_What you should do_. Answer with one number only: the count of lines below that hold the word "Third".

»»

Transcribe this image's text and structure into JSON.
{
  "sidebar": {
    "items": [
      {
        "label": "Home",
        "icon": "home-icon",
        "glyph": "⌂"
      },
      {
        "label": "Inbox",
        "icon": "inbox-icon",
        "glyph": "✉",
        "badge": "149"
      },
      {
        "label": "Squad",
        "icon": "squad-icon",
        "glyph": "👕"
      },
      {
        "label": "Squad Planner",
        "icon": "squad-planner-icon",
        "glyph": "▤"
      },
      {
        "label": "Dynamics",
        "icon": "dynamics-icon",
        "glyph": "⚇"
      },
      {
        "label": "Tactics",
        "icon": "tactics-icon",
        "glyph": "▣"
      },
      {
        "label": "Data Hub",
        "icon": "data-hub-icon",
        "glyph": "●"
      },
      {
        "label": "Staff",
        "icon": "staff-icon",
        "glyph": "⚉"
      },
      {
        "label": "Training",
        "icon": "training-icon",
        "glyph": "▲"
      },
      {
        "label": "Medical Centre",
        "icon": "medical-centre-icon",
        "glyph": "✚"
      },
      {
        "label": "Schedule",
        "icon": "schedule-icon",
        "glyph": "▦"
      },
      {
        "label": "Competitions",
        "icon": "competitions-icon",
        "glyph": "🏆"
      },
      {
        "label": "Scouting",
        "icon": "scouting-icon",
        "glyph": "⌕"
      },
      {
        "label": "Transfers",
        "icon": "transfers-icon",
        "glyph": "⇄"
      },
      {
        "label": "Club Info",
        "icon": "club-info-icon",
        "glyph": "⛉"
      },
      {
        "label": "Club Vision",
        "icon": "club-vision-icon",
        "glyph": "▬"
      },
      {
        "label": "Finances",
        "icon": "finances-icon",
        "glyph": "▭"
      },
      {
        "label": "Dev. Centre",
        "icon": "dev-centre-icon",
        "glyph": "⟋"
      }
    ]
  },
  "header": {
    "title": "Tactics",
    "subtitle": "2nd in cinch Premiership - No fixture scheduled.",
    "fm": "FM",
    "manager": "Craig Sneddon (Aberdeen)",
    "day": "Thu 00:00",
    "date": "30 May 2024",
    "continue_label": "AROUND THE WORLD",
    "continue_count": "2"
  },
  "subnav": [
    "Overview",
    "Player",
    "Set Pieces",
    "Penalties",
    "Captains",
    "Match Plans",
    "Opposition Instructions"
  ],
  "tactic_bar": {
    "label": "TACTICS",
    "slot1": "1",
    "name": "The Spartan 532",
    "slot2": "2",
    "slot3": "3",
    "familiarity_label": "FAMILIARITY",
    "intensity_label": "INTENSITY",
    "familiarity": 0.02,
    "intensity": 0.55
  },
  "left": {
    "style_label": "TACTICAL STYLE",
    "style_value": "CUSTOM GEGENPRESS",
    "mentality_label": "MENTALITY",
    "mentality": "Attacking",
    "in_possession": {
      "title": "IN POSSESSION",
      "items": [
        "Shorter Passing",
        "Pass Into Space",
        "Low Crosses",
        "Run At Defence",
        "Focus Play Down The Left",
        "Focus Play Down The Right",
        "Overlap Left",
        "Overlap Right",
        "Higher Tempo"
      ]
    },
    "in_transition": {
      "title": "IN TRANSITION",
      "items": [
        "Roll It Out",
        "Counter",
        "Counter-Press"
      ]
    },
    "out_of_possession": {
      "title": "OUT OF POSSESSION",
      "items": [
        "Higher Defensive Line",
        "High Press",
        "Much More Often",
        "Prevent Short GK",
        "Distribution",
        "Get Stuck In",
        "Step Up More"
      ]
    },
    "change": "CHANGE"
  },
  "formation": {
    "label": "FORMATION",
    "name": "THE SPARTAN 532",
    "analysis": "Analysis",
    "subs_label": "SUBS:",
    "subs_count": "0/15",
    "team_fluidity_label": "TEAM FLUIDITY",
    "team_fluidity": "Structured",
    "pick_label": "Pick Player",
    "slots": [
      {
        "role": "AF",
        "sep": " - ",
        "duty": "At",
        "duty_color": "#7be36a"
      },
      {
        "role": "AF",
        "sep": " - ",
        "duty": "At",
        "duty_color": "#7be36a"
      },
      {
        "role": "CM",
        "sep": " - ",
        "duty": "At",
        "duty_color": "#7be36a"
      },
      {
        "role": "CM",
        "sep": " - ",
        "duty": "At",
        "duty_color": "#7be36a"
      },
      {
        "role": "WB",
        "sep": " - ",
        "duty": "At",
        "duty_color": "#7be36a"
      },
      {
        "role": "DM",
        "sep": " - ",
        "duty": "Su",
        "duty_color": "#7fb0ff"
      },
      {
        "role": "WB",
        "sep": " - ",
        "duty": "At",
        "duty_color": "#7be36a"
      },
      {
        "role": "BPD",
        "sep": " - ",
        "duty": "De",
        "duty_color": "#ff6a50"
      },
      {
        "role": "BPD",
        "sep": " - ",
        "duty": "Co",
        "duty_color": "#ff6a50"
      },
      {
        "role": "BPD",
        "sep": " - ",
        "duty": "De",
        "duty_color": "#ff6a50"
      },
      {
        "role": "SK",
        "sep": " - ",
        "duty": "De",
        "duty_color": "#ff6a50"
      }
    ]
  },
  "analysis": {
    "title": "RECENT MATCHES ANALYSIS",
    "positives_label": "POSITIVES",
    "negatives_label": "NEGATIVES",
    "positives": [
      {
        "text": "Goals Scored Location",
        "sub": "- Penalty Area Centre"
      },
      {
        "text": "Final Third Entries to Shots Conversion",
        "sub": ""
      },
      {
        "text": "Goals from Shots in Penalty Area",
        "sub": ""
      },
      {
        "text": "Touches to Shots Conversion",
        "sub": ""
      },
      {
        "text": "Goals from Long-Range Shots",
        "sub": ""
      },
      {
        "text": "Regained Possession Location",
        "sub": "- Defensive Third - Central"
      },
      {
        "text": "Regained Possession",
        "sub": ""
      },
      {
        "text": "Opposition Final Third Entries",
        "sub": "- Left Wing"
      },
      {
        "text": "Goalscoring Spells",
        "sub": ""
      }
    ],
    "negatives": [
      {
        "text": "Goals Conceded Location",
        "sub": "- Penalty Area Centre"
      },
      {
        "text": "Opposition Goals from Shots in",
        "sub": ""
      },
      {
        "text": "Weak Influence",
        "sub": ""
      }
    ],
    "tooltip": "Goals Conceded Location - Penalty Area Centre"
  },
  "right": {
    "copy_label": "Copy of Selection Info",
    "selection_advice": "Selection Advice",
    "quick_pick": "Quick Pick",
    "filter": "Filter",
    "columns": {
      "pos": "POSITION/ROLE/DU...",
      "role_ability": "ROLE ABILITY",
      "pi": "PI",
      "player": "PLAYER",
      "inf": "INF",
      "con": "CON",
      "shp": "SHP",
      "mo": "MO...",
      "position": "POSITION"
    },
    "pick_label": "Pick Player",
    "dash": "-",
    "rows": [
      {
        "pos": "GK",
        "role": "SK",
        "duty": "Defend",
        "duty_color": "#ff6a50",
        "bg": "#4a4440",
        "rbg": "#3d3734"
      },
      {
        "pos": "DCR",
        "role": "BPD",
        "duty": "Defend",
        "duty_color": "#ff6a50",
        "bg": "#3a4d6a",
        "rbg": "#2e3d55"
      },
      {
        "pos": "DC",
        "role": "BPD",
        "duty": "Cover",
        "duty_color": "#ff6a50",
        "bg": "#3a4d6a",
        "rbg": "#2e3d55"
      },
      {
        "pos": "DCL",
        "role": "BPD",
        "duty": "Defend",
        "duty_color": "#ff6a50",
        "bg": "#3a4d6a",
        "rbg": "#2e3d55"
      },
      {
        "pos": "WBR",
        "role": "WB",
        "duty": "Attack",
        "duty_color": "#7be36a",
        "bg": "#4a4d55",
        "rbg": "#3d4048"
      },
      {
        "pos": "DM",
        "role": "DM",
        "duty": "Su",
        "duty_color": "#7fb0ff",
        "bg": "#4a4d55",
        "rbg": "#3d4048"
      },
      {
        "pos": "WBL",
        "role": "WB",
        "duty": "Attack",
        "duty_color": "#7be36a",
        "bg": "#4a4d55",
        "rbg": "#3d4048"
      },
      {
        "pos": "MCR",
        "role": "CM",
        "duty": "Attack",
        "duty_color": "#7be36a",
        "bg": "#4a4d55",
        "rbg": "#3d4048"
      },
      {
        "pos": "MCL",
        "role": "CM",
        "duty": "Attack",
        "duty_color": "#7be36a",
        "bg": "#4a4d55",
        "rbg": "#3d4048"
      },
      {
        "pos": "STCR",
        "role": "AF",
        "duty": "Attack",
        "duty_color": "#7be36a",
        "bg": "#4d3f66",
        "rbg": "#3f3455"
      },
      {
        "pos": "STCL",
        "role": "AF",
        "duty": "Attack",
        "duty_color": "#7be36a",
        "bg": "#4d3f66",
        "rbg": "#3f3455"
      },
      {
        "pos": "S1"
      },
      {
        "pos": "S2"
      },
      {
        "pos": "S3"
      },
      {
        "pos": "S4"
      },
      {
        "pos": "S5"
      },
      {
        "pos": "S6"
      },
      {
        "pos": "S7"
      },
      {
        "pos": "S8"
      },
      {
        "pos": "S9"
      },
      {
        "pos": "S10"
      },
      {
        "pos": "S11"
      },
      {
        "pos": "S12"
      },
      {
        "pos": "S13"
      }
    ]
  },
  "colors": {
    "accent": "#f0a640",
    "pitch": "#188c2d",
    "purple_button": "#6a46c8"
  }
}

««

_Output of the exercise_. 3